A group of Bosnians and Americans of BiH origin, members of the ‘Working Group for Bosnia and Herzegovina’, sent a letter to the High Representative in BiH, Christian Schmidt, urging him to use his special powers to allow survivors of wartime atrocities mark the sites of their suffering. Pročitaj više
Schmidt is the international official overseeing the civilian implementation of the 1995 Dayton Peace Agreement in BiH and has a special set of powers – the Bonn Powers – which allow him to, among other things, impose laws and fire officials.
In the letter, the Working Group for BiH warned that perpetrators of war crimes are often glorified, while survivors are banned or discouraged from setting up memorials to the victims in Bosnia’s Republika Srpska (RS) entity. It stressed that, in terms of the rule of law, restorative justice and reconciliation, it is crucial to defend the human right to memorialization.
“Survivors of the Omarska concentration camp in the Prijedor municipality, for example, are not allowed to erect a memorial to the victims. They were only allowed to gather at the sites for a few hours one day each year to give commemorative speeches and lay flowers in front of the infamous White House where detainees were tortured and killed,” the letter said.
Initiatives by the survivors to mark the White House as a memorial are being blocked, it said. The association also noted that there is a memorial erected for members of the Army of Republika Srpska in Prijedor although there is no such memorial for the many victims, including 100 children, killed in the area.
“At least 122 detainees at the Barutni Magacin concentration camp, near Kalinovik, were forcibly taken away to be executed on August 5, 1992, and 42 victims have not yet been found or identified. Family members are asking for the facility to be protected and for a memorial museum to be established in the main building that was used to hold the detainees, but their efforts have been denied,” the letter added.
The letter also says that the High Representative must be aware that at the entrance to Kalinovik, along the road towards the former prison camp, there is a three-metre mural of former Republika Srpska Army commander and convicted war criminal, Ratko Mladic, which is protected by a steel fence.
The association asked the High Representative to support survivors and family members and to use the Bonn powers to establish protected national memorials, which it suggested should be set up in Omarska and the Barutni Magacin warehouse in a similar way to how the Srebrenica Memorial Center was set up between 2000 and 2007, based on four decisions made by four High Representatives serving in BiH.
“There are many other places where crimes were committed in Keraterm and Trnopolje (in the municipality of Prijedor), in the house in Pionirska Street, in the house in Bikavac and the cemetery Straziste (in Visegrad), and in various locations in Foca that also need to be protected in accordance with by the desire of the survivors,” the association said.

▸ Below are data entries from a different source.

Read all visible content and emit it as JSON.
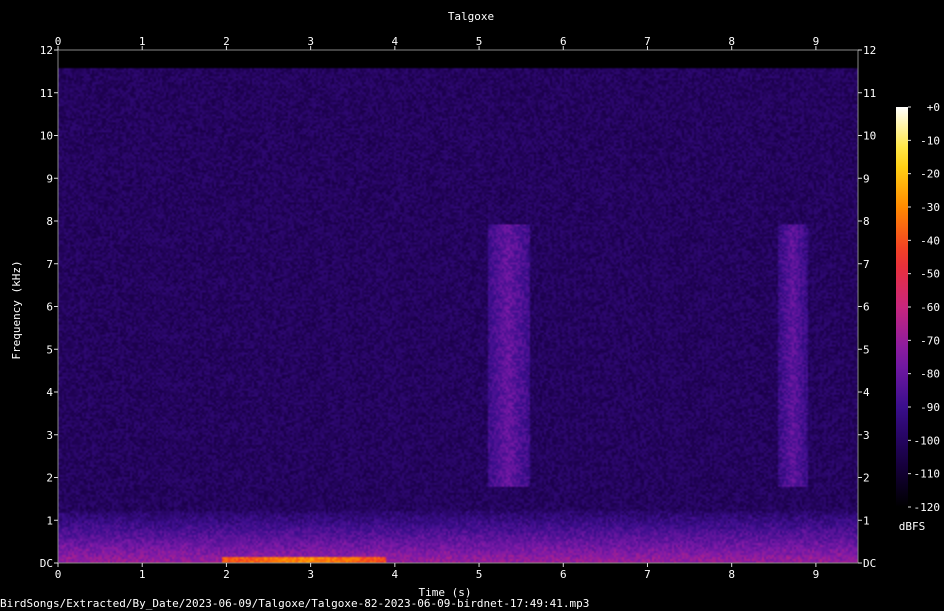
{
  "chart_data": {
    "type": "heatmap",
    "title": "Talgoxe",
    "xlabel": "Time (s)",
    "ylabel": "Frequency (kHz)",
    "xlim": [
      0,
      9.5
    ],
    "ylim": [
      0,
      12
    ],
    "x_ticks": [
      "0",
      "1",
      "2",
      "3",
      "4",
      "5",
      "6",
      "7",
      "8",
      "9"
    ],
    "y_ticks": [
      "DC",
      "1",
      "2",
      "3",
      "4",
      "5",
      "6",
      "7",
      "8",
      "9",
      "10",
      "11",
      "12"
    ],
    "colorbar": {
      "label": "dBFS",
      "range": [
        -120,
        0
      ],
      "ticks": [
        "+0",
        "-10",
        "-20",
        "-30",
        "-40",
        "-50",
        "-60",
        "-70",
        "-80",
        "-90",
        "-100",
        "-110",
        "-120"
      ]
    },
    "colormap": [
      "#000000",
      "#1a0048",
      "#3a0e8c",
      "#7d1aa8",
      "#c8267d",
      "#f0322c",
      "#ff8a00",
      "#ffe11a",
      "#ffffff"
    ],
    "background_level_dbfs": -100,
    "low_frequency_noise_band_khz": [
      0,
      1.2
    ],
    "events": [
      {
        "t_start": 5.1,
        "t_end": 5.6,
        "f_low": 1.8,
        "f_high": 7.9,
        "level_dbfs": -80
      },
      {
        "t_start": 8.55,
        "t_end": 8.9,
        "f_low": 1.8,
        "f_high": 7.9,
        "level_dbfs": -82
      },
      {
        "t_start": 1.95,
        "t_end": 3.9,
        "f_low": 0,
        "f_high": 0.15,
        "level_dbfs": -30
      }
    ]
  },
  "footer": {
    "file_path": "BirdSongs/Extracted/By_Date/2023-06-09/Talgoxe/Talgoxe-82-2023-06-09-birdnet-17:49:41.mp3"
  }
}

Another place that needs to be marked as a memorial site is the Kostana hospital in Stolac, where a memorial plaque dedicated to the survivors of the wartime prison camp was vandalised, the association said, adding that local victims associations asked for it to be protected but that their requests have been denied.
“Glorification of war criminals, celebrating their crimes and banning memorials for victims in Republika Srpska can be seen as a strategy to intimidate and once again traumatize survivors to prevent them from returning to their homes and communities from which they were forcibly expelled,” the letter said.
It said that in this way, the RS continues to carry out activities that were started in 1992 in order to achieve ethnic homogeneity and “heinous efforts that have been condemned as genocide and crimes against humanity,” the association said, arguing that such practices violate Annex 7 of the Dayton Agreement, which guarantees the right to return of refugees.
The association also argued that the denial of genocide, the glorification of war criminals, and the celebration of genocide are clear indications that atrocities could take place again, which is why this is a matter of utmost urgency as such negative practices close the possibility of restorative justice and prevent a future for the survivors.
“The protected national memorials that we propose would, by their very existence, resist denial and begin to raise the level of knowledge and change the social consciousness in the Republika Srpska in the direction of possible reconciliation,” the letter said.
“With the use of the Bonn powers, we believe that protected national memorials recognizing the persecution and suffering of genocide victims will soon become a reality in Bosnia and Herzegovina,” concluded the letter which one of the members the Working Group for BiH, philosophy at the University of Southern Connecticut, David Pettigrew, forwarded to Schmidt.